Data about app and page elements
===
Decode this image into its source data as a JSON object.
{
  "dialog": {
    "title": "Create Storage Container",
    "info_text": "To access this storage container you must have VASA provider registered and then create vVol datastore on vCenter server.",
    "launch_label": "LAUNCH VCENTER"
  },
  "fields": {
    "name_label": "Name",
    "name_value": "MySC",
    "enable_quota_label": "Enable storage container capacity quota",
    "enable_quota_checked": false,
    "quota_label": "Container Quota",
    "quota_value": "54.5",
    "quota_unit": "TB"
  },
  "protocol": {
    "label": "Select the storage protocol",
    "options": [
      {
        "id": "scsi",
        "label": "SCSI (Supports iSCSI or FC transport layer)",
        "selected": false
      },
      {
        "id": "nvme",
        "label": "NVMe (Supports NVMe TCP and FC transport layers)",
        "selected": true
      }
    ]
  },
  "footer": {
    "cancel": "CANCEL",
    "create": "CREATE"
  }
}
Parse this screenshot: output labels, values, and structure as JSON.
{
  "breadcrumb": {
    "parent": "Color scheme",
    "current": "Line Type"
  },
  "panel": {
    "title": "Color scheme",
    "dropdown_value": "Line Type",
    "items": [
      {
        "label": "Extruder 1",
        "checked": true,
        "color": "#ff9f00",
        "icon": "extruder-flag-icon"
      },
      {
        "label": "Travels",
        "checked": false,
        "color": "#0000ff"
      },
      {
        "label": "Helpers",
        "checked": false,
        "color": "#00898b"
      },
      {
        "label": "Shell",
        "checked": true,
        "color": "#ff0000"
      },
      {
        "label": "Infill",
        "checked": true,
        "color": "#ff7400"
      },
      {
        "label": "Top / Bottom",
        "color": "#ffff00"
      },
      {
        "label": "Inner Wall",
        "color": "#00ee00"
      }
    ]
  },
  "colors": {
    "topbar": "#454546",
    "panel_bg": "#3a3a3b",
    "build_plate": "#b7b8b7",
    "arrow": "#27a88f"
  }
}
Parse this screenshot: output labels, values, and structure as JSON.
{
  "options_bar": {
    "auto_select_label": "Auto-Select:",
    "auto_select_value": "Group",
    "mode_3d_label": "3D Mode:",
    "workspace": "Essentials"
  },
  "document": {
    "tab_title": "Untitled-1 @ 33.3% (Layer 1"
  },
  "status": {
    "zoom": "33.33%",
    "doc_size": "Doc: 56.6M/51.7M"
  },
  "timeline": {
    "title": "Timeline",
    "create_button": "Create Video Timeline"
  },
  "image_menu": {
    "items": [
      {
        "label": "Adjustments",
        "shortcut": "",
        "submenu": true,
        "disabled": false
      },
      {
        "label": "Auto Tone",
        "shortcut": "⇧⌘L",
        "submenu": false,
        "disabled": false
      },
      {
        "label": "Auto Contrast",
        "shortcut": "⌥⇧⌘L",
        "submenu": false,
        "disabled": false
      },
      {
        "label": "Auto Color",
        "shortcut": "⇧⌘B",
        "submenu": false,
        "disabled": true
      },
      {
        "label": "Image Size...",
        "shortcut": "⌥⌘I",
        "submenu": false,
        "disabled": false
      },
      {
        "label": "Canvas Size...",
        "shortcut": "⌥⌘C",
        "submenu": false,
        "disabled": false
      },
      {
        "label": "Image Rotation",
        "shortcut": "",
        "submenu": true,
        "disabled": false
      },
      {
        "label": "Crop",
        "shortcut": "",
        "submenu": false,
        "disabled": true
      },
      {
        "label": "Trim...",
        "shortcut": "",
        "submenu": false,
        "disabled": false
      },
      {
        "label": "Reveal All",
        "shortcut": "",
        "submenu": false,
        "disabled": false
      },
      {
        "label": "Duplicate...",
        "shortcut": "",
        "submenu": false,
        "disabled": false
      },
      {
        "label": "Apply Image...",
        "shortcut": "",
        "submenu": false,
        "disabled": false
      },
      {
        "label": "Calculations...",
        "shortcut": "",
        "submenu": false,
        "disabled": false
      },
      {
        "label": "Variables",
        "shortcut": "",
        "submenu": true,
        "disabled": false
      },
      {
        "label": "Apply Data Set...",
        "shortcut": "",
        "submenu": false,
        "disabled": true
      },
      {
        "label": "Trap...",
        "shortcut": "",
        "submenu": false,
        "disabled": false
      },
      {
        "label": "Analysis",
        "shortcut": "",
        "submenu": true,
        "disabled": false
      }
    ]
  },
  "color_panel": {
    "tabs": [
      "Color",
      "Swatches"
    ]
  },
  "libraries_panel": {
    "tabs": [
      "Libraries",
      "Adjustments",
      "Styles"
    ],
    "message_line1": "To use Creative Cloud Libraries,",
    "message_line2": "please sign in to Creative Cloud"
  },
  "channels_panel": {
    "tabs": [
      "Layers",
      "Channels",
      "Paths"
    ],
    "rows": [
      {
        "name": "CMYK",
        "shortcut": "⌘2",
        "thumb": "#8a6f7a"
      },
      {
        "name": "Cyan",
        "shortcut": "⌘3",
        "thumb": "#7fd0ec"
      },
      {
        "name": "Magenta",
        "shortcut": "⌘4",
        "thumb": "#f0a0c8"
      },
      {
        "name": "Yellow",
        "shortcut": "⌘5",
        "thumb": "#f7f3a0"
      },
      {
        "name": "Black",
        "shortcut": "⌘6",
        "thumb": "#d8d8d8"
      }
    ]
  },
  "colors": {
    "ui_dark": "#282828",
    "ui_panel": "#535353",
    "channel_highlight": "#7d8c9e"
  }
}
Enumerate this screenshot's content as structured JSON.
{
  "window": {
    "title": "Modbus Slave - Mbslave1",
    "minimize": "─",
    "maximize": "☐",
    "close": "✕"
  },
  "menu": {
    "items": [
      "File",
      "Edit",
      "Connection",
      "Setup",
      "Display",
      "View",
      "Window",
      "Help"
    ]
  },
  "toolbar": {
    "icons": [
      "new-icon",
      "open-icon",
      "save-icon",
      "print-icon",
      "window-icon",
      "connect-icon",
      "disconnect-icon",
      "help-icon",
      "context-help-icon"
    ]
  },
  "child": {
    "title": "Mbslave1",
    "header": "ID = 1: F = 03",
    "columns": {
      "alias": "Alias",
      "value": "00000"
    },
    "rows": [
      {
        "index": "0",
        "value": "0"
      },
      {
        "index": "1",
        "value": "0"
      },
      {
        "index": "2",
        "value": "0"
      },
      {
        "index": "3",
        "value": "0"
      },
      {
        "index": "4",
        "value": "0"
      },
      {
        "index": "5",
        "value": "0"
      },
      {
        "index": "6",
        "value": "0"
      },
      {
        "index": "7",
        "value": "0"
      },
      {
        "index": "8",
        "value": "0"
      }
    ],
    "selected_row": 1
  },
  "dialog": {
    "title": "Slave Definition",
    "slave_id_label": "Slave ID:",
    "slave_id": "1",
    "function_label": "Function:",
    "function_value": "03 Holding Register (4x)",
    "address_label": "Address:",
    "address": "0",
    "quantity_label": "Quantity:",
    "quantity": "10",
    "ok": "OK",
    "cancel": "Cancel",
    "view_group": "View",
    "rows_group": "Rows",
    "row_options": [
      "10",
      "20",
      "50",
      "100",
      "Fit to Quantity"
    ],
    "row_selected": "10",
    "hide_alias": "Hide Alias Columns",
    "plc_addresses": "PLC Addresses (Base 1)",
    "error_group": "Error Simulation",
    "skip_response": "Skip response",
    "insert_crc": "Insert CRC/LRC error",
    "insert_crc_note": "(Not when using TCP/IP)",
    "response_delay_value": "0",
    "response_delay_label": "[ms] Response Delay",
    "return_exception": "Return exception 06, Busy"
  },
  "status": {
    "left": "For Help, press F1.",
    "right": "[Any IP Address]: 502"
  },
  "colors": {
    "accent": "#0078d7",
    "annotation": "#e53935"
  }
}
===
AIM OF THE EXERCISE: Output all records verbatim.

RESPONSE AREA:
Decode this image into its source data as a JSON object.
{
  "dialog": {
    "title": "Create Storage Container",
    "info_text": "To access this storage container you must have VASA provider registered and then create vVol datastore on vCenter server.",
    "launch_label": "LAUNCH VCENTER"
  },
  "fields": {
    "name_label": "Name",
    "name_value": "MySC",
    "enable_quota_label": "Enable storage container capacity quota",
    "enable_quota_checked": false,
    "quota_label": "Container Quota",
    "quota_value": "54.5",
    "quota_unit": "TB"
  },
  "protocol": {
    "label": "Select the storage protocol",
    "options": [
      {
        "id": "scsi",
        "label": "SCSI (Supports iSCSI or FC transport layer)",
        "selected": false
      },
      {
        "id": "nvme",
        "label": "NVMe (Supports NVMe TCP and FC transport layers)",
        "selected": true
      }
    ]
  },
  "footer": {
    "cancel": "CANCEL",
    "create": "CREATE"
  }
}
Parse this screenshot: output labels, values, and structure as JSON.
{
  "breadcrumb": {
    "parent": "Color scheme",
    "current": "Line Type"
  },
  "panel": {
    "title": "Color scheme",
    "dropdown_value": "Line Type",
    "items": [
      {
        "label": "Extruder 1",
        "checked": true,
        "color": "#ff9f00",
        "icon": "extruder-flag-icon"
      },
      {
        "label": "Travels",
        "checked": false,
        "color": "#0000ff"
      },
      {
        "label": "Helpers",
        "checked": false,
        "color": "#00898b"
      },
      {
        "label": "Shell",
        "checked": true,
        "color": "#ff0000"
      },
      {
        "label": "Infill",
        "checked": true,
        "color": "#ff7400"
      },
      {
        "label": "Top / Bottom",
        "color": "#ffff00"
      },
      {
        "label": "Inner Wall",
        "color": "#00ee00"
      }
    ]
  },
  "colors": {
    "topbar": "#454546",
    "panel_bg": "#3a3a3b",
    "build_plate": "#b7b8b7",
    "arrow": "#27a88f"
  }
}
Parse this screenshot: output labels, values, and structure as JSON.
{
  "options_bar": {
    "auto_select_label": "Auto-Select:",
    "auto_select_value": "Group",
    "mode_3d_label": "3D Mode:",
    "workspace": "Essentials"
  },
  "document": {
    "tab_title": "Untitled-1 @ 33.3% (Layer 1"
  },
  "status": {
    "zoom": "33.33%",
    "doc_size": "Doc: 56.6M/51.7M"
  },
  "timeline": {
    "title": "Timeline",
    "create_button": "Create Video Timeline"
  },
  "image_menu": {
    "items": [
      {
        "label": "Adjustments",
        "shortcut": "",
        "submenu": true,
        "disabled": false
      },
      {
        "label": "Auto Tone",
        "shortcut": "⇧⌘L",
        "submenu": false,
        "disabled": false
      },
      {
        "label": "Auto Contrast",
        "shortcut": "⌥⇧⌘L",
        "submenu": false,
        "disabled": false
      },
      {
        "label": "Auto Color",
        "shortcut": "⇧⌘B",
        "submenu": false,
        "disabled": true
      },
      {
        "label": "Image Size...",
        "shortcut": "⌥⌘I",
        "submenu": false,
        "disabled": false
      },
      {
        "label": "Canvas Size...",
        "shortcut": "⌥⌘C",
        "submenu": false,
        "disabled": false
      },
      {
        "label": "Image Rotation",
        "shortcut": "",
        "submenu": true,
        "disabled": false
      },
      {
        "label": "Crop",
        "shortcut": "",
        "submenu": false,
        "disabled": true
      },
      {
        "label": "Trim...",
        "shortcut": "",
        "submenu": false,
        "disabled": false
      },
      {
        "label": "Reveal All",
        "shortcut": "",
        "submenu": false,
        "disabled": false
      },
      {
        "label": "Duplicate...",
        "shortcut": "",
        "submenu": false,
        "disabled": false
      },
      {
        "label": "Apply Image...",
        "shortcut": "",
        "submenu": false,
        "disabled": false
      },
      {
        "label": "Calculations...",
        "shortcut": "",
        "submenu": false,
        "disabled": false
      },
      {
        "label": "Variables",
        "shortcut": "",
        "submenu": true,
        "disabled": false
      },
      {
        "label": "Apply Data Set...",
        "shortcut": "",
        "submenu": false,
        "disabled": true
      },
      {
        "label": "Trap...",
        "shortcut": "",
        "submenu": false,
        "disabled": false
      },
      {
        "label": "Analysis",
        "shortcut": "",
        "submenu": true,
        "disabled": false
      }
    ]
  },
  "color_panel": {
    "tabs": [
      "Color",
      "Swatches"
    ]
  },
  "libraries_panel": {
    "tabs": [
      "Libraries",
      "Adjustments",
      "Styles"
    ],
    "message_line1": "To use Creative Cloud Libraries,",
    "message_line2": "please sign in to Creative Cloud"
  },
  "channels_panel": {
    "tabs": [
      "Layers",
      "Channels",
      "Paths"
    ],
    "rows": [
      {
        "name": "CMYK",
        "shortcut": "⌘2",
        "thumb": "#8a6f7a"
      },
      {
        "name": "Cyan",
        "shortcut": "⌘3",
        "thumb": "#7fd0ec"
      },
      {
        "name": "Magenta",
        "shortcut": "⌘4",
        "thumb": "#f0a0c8"
      },
      {
        "name": "Yellow",
        "shortcut": "⌘5",
        "thumb": "#f7f3a0"
      },
      {
        "name": "Black",
        "shortcut": "⌘6",
        "thumb": "#d8d8d8"
      }
    ]
  },
  "colors": {
    "ui_dark": "#282828",
    "ui_panel": "#535353",
    "channel_highlight": "#7d8c9e"
  }
}
Enumerate this screenshot's content as structured JSON.
{
  "window": {
    "title": "Modbus Slave - Mbslave1",
    "minimize": "─",
    "maximize": "☐",
    "close": "✕"
  },
  "menu": {
    "items": [
      "File",
      "Edit",
      "Connection",
      "Setup",
      "Display",
      "View",
      "Window",
      "Help"
    ]
  },
  "toolbar": {
    "icons": [
      "new-icon",
      "open-icon",
      "save-icon",
      "print-icon",
      "window-icon",
      "connect-icon",
      "disconnect-icon",
      "help-icon",
      "context-help-icon"
    ]
  },
  "child": {
    "title": "Mbslave1",
    "header": "ID = 1: F = 03",
    "columns": {
      "alias": "Alias",
      "value": "00000"
    },
    "rows": [
      {
        "index": "0",
        "value": "0"
      },
      {
        "index": "1",
        "value": "0"
      },
      {
        "index": "2",
        "value": "0"
      },
      {
        "index": "3",
        "value": "0"
      },
      {
        "index": "4",
        "value": "0"
      },
      {
        "index": "5",
        "value": "0"
      },
      {
        "index": "6",
        "value": "0"
      },
      {
        "index": "7",
        "value": "0"
      },
      {
        "index": "8",
        "value": "0"
      }
    ],
    "selected_row": 1
  },
  "dialog": {
    "title": "Slave Definition",
    "slave_id_label": "Slave ID:",
    "slave_id": "1",
    "function_label": "Function:",
    "function_value": "03 Holding Register (4x)",
    "address_label": "Address:",
    "address": "0",
    "quantity_label": "Quantity:",
    "quantity": "10",
    "ok": "OK",
    "cancel": "Cancel",
    "view_group": "View",
    "rows_group": "Rows",
    "row_options": [
      "10",
      "20",
      "50",
      "100",
      "Fit to Quantity"
    ],
    "row_selected": "10",
    "hide_alias": "Hide Alias Columns",
    "plc_addresses": "PLC Addresses (Base 1)",
    "error_group": "Error Simulation",
    "skip_response": "Skip response",
    "insert_crc": "Insert CRC/LRC error",
    "insert_crc_note": "(Not when using TCP/IP)",
    "response_delay_value": "0",
    "response_delay_label": "[ms] Response Delay",
    "return_exception": "Return exception 06, Busy"
  },
  "status": {
    "left": "For Help, press F1.",
    "right": "[Any IP Address]: 502"
  },
  "colors": {
    "accent": "#0078d7",
    "annotation": "#e53935"
  }
}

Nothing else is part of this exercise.